**Exercise requirements:**
List each line of the data that holds the word "icon".

**Supplied records:**
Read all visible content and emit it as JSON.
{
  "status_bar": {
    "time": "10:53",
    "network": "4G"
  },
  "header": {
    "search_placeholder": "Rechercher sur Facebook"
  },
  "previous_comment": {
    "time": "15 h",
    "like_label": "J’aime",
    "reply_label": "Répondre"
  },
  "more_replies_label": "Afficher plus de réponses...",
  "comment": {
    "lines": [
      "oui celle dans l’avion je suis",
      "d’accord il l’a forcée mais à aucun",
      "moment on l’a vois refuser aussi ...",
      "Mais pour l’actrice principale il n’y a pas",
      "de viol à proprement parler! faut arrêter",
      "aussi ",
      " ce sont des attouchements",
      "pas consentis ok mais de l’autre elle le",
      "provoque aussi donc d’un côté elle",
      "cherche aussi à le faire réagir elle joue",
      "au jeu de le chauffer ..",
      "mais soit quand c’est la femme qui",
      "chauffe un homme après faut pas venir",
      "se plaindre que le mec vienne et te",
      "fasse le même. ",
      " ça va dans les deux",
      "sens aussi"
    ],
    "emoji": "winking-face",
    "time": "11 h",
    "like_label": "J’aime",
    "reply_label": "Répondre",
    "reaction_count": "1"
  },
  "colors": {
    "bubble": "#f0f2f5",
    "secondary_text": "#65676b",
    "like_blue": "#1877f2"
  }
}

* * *

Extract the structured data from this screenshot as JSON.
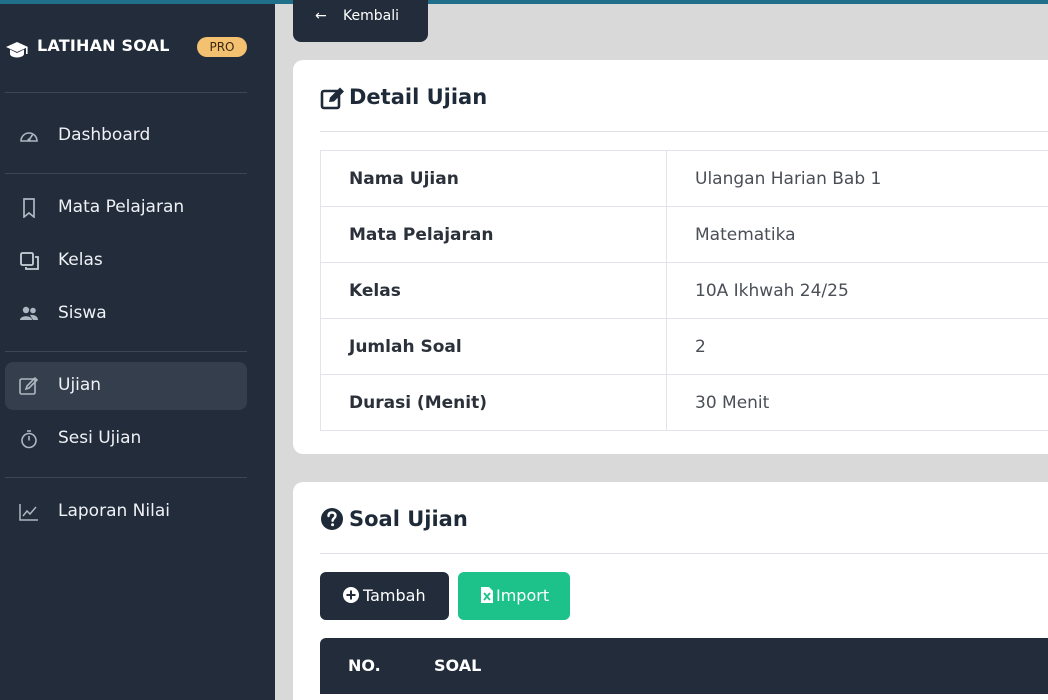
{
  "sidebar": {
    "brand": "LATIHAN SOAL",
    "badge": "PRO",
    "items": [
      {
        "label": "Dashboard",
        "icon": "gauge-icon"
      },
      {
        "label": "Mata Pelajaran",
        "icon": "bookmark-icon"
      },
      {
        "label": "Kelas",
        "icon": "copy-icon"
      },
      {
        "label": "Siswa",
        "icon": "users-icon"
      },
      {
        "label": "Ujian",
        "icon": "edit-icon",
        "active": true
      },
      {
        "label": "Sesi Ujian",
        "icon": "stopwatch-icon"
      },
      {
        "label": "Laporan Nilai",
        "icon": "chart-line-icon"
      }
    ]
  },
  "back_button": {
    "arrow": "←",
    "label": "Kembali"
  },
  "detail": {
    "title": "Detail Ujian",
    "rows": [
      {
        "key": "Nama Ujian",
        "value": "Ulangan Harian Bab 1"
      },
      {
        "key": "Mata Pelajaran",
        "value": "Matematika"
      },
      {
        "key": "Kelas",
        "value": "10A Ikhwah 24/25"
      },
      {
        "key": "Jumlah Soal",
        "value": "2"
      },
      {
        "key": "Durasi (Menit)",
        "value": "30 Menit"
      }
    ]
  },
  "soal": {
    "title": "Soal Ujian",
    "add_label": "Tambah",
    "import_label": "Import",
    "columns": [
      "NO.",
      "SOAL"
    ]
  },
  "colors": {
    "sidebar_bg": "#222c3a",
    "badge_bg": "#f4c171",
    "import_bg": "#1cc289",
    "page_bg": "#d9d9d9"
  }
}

**Final answer:**
        "icon": "gauge-icon"
        "icon": "bookmark-icon"
        "icon": "copy-icon"
        "icon": "users-icon"
        "icon": "edit-icon",
        "icon": "stopwatch-icon"
        "icon": "chart-line-icon"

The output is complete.